As a $3-trillion economy aspiring to enhance its global position, India is transforming its business environment and looking to entrepreneurs as wealth-creators. Ways of doing business are changing to align with global patterns. Today, governments and regulatory agencies expect companies to conform to global best practices for better functioning of markets and convergence of business practices with societal needs.
In this complex business environment, one fundamental factor that enables companies to grow within the sandbox of regulatory compliance and societal expectations is high-quality corporate governance. The next level of business transformation requires companies to go beyond mere adherence to the law and build an integral spirit of governance.
The government has prioritised creating a facilitative regulatory structure over the years. The Ministry of Corporate Affairs brought out the Corporate Governance Voluntary Guidelines in 2009 and, in 2012, it constituted an expert committee under the chairmanship of then Confederation of Indian Industry (CII) President, Adi Godrej. The committee’s report prescribed 17 ‘Guiding Principles of Corporate Governance’ which formed the basis for enhancing governance standards in the country. In October 2017, the report of the Committee on Corporate Governance under the leadership of Uday Kotak was released and several of the suggestions were incorporated into the SEBI (Listing Obligations and Disclosure Requirements) Regulations.
Recently, to build trust, the government took the step of amending the Companies Act, 2013 for the re-categorisation of 16 ‘compoundable offences’ to ‘civil defaults’, and also set up the Company Law Committee, which has recommended further reclassifying 46 offences. An independent director’s databank has been set up to register experts. In January this year, SEBI deferred its directive for the top 500 listed entities by market capitalisation to separate the roles of chairman and managing director by two years till April 2022. It is also in the process of strengthening norms of related party transactions.
A combination of global practices, existing legal provisions, good-to-have principles, and forward-looking concepts comprise the next level of corporate governance. These principles will see voluntary practices for adherence; however, adopting them will help the company to meet the challenges of a changing business and regulatory environment.
The CII, which has a long engagement in corporate governance, has drafted an updated set of viable guidelines for companies to inculcate voluntarily. First, the top management, the corporate environment, and internal culture and values are the most important factors for integrity.
Right board leadership is essential to develop the culture of commitment to integrity, fairness, honesty, transparency and ethical conduct. This culture must be disseminated to all employees through training programmes. Boards need to balance their supervisory and stewardship roles and develop key result areas followed up with monitoring of results. Information flow between management and boards is integral to efficient functioning.
Companies must put in place clear policies and practices for zero tolerance of bribery and corruption, as well as anti-competitive practices, to prevent market manipulation as also precautions to prevent money laundering.
The integrity of financial statements is the foundation of the stakeholders’ trust and the functioning of audit committees is critical to building internal controls.
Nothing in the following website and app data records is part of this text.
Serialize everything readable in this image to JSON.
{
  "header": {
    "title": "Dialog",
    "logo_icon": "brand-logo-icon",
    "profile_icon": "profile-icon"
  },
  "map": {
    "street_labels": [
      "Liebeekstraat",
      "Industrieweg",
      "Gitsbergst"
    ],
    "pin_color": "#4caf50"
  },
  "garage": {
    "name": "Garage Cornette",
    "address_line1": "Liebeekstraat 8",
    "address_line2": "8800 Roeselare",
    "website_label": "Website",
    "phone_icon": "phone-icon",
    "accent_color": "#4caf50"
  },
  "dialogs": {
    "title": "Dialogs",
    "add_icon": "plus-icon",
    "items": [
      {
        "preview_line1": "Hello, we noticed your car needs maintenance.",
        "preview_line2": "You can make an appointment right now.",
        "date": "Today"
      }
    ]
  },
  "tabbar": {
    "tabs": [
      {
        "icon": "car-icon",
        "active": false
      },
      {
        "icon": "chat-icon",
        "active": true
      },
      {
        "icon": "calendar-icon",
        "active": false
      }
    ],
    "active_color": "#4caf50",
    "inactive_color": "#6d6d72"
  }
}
All information should be made available to auditors, including through direct engagement between audit committees and auditors.
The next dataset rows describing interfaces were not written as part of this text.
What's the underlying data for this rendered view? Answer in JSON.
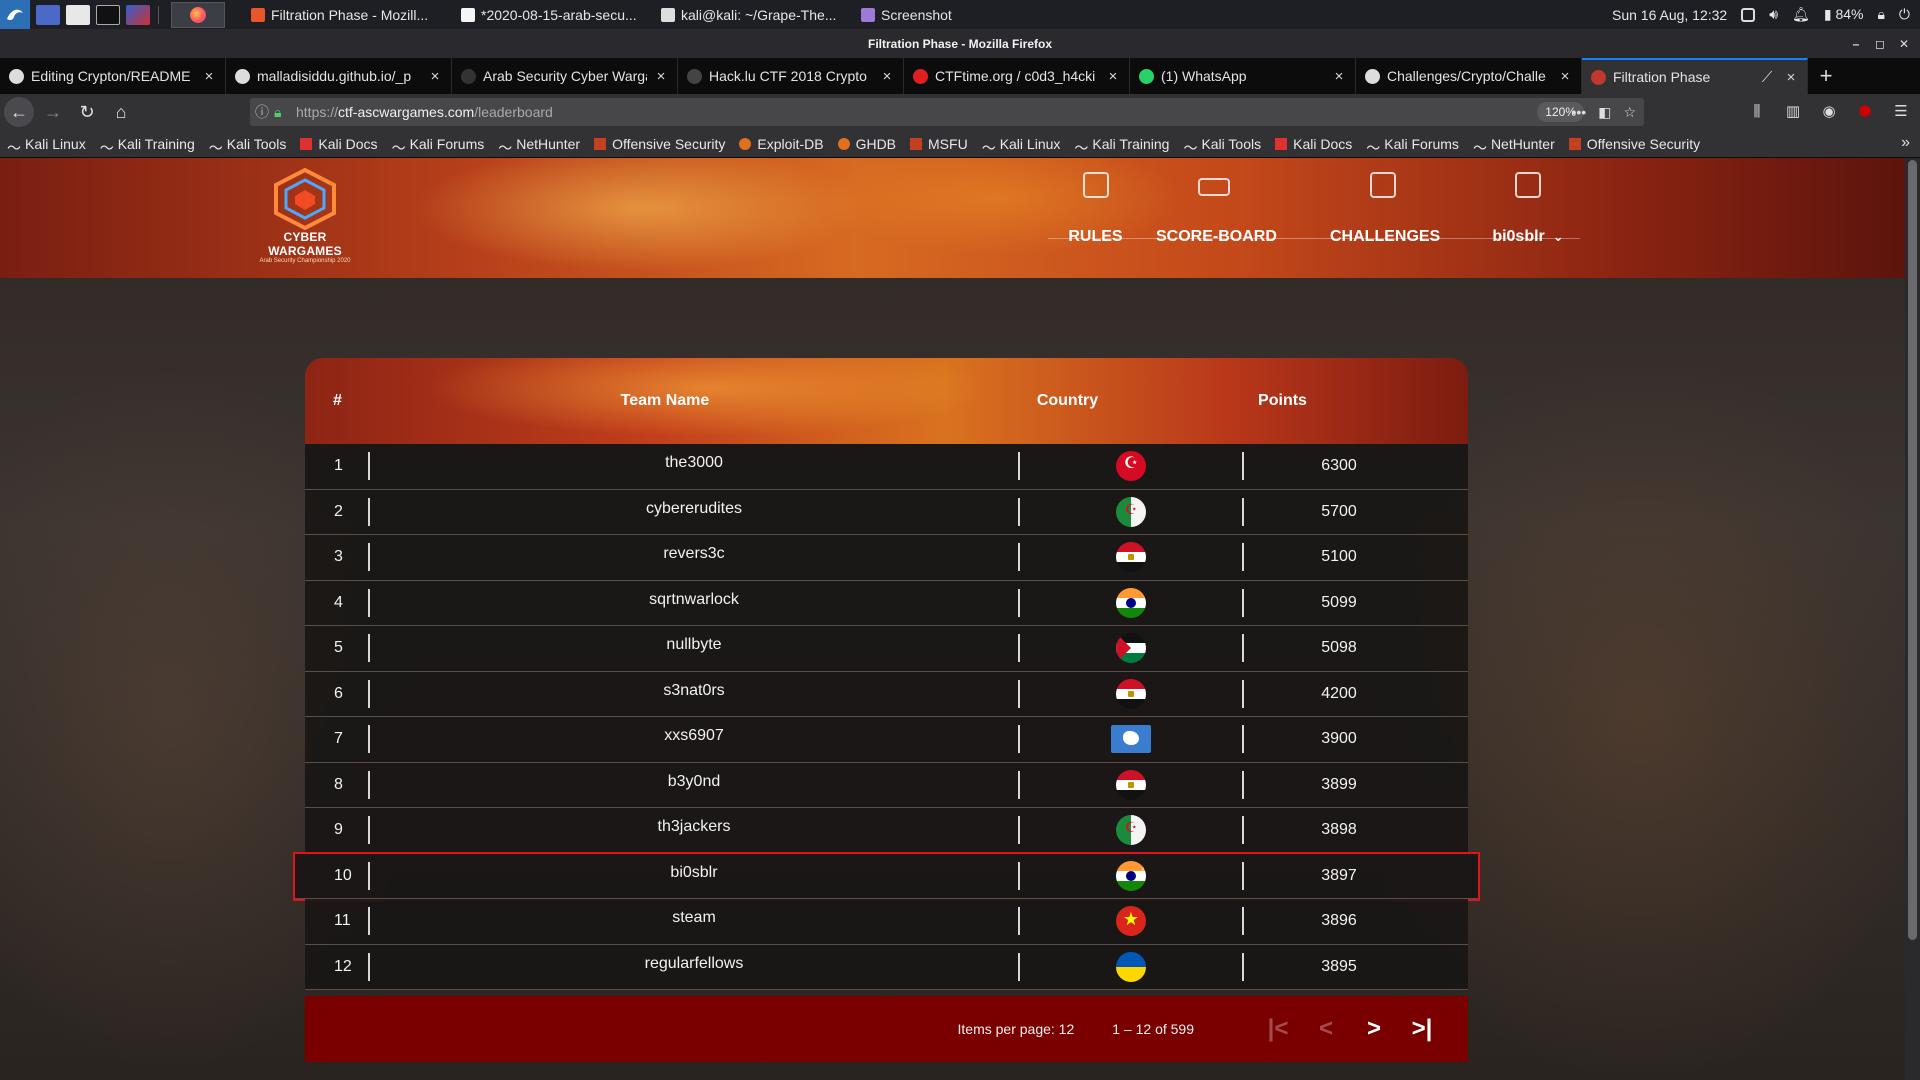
{
  "system_panel": {
    "tasks": [
      {
        "label": "Filtration Phase - Mozill...",
        "color": "#e8562a"
      },
      {
        "label": "*2020-08-15-arab-secu...",
        "color": "#f5f5f5"
      },
      {
        "label": "kali@kali: ~/Grape-The...",
        "color": "#dddddd"
      },
      {
        "label": "Screenshot",
        "color": "#9b7bd6"
      }
    ],
    "clock": "Sun 16 Aug, 12:32",
    "battery": "84%"
  },
  "window_title": "Filtration Phase - Mozilla Firefox",
  "tabs": [
    {
      "label": "Editing Crypton/README",
      "color": "#dddddd"
    },
    {
      "label": "malladisiddu.github.io/_p",
      "color": "#dddddd"
    },
    {
      "label": "Arab Security Cyber Wargan",
      "color": "#333333"
    },
    {
      "label": "Hack.lu CTF 2018 Crypto",
      "color": "#444444"
    },
    {
      "label": "CTFtime.org / c0d3_h4cki",
      "color": "#e02020"
    },
    {
      "label": "(1) WhatsApp",
      "color": "#25d366"
    },
    {
      "label": "Challenges/Crypto/Challe",
      "color": "#dddddd"
    },
    {
      "label": "Filtration Phase",
      "color": "#c0392b"
    }
  ],
  "url": {
    "prefix": "https://",
    "host": "ctf-ascwargames.com",
    "path": "/leaderboard",
    "zoom": "120%"
  },
  "bookmarks": [
    {
      "label": "Kali Linux",
      "color": "#b0b0b0"
    },
    {
      "label": "Kali Training",
      "color": "#b0b0b0"
    },
    {
      "label": "Kali Tools",
      "color": "#b0b0b0"
    },
    {
      "label": "Kali Docs",
      "color": "#e03030"
    },
    {
      "label": "Kali Forums",
      "color": "#b0b0b0"
    },
    {
      "label": "NetHunter",
      "color": "#b0b0b0"
    },
    {
      "label": "Offensive Security",
      "color": "#c04020"
    },
    {
      "label": "Exploit-DB",
      "color": "#e07020"
    },
    {
      "label": "GHDB",
      "color": "#e07020"
    },
    {
      "label": "MSFU",
      "color": "#c04020"
    },
    {
      "label": "Kali Linux",
      "color": "#b0b0b0"
    },
    {
      "label": "Kali Training",
      "color": "#b0b0b0"
    },
    {
      "label": "Kali Tools",
      "color": "#b0b0b0"
    },
    {
      "label": "Kali Docs",
      "color": "#e03030"
    },
    {
      "label": "Kali Forums",
      "color": "#b0b0b0"
    },
    {
      "label": "NetHunter",
      "color": "#b0b0b0"
    },
    {
      "label": "Offensive Security",
      "color": "#c04020"
    }
  ],
  "site": {
    "logo_text": "CYBER WARGAMES",
    "logo_subtext": "Arab Security Championship 2020",
    "nav": {
      "rules": "RULES",
      "scoreboard": "SCORE-BOARD",
      "challenges": "CHALLENGES",
      "user": "bi0sblr"
    }
  },
  "leaderboard": {
    "headers": {
      "rank": "#",
      "team": "Team Name",
      "country": "Country",
      "points": "Points"
    },
    "highlight_rank": 10,
    "rows": [
      {
        "rank": "1",
        "team": "the3000",
        "flag": "tn",
        "points": "6300"
      },
      {
        "rank": "2",
        "team": "cybererudites",
        "flag": "dz",
        "points": "5700"
      },
      {
        "rank": "3",
        "team": "revers3c",
        "flag": "eg",
        "points": "5100"
      },
      {
        "rank": "4",
        "team": "sqrtnwarlock",
        "flag": "in",
        "points": "5099"
      },
      {
        "rank": "5",
        "team": "nullbyte",
        "flag": "jo",
        "points": "5098"
      },
      {
        "rank": "6",
        "team": "s3nat0rs",
        "flag": "eg",
        "points": "4200"
      },
      {
        "rank": "7",
        "team": "xxs6907",
        "flag": "aq",
        "points": "3900"
      },
      {
        "rank": "8",
        "team": "b3y0nd",
        "flag": "eg",
        "points": "3899"
      },
      {
        "rank": "9",
        "team": "th3jackers",
        "flag": "dz",
        "points": "3898"
      },
      {
        "rank": "10",
        "team": "bi0sblr",
        "flag": "in",
        "points": "3897"
      },
      {
        "rank": "11",
        "team": "steam",
        "flag": "vn",
        "points": "3896"
      },
      {
        "rank": "12",
        "team": "regularfellows",
        "flag": "ua",
        "points": "3895"
      }
    ],
    "pagination": {
      "items_per_page_label": "Items per page: 12",
      "range_label": "1 – 12 of 599"
    }
  }
}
Risk management is a high priority in an uncertain environment, and includes physical, technological, financial and cyber risks. A risk management committee is essential to review and address vulnerabilities.
Finally, the concept and principles of governance for a company need to embrace all stakeholders, including the government, lenders, creditors, employees, customers, vendors, and the community.
Concurrently, the government needs to ensure clear ‘safe harbours’ for independent directors through safeguards in the Companies Act that will not make them liable for the company’s illegal activities unless there is evidence of their involvement. The process of decriminalisation of business laws should be continued. Good corporate governance, going beyond the letter of law, promotes ease of doing business and thereby adds to growth.
Note: This article was first published on Business Line, February 27, 2020.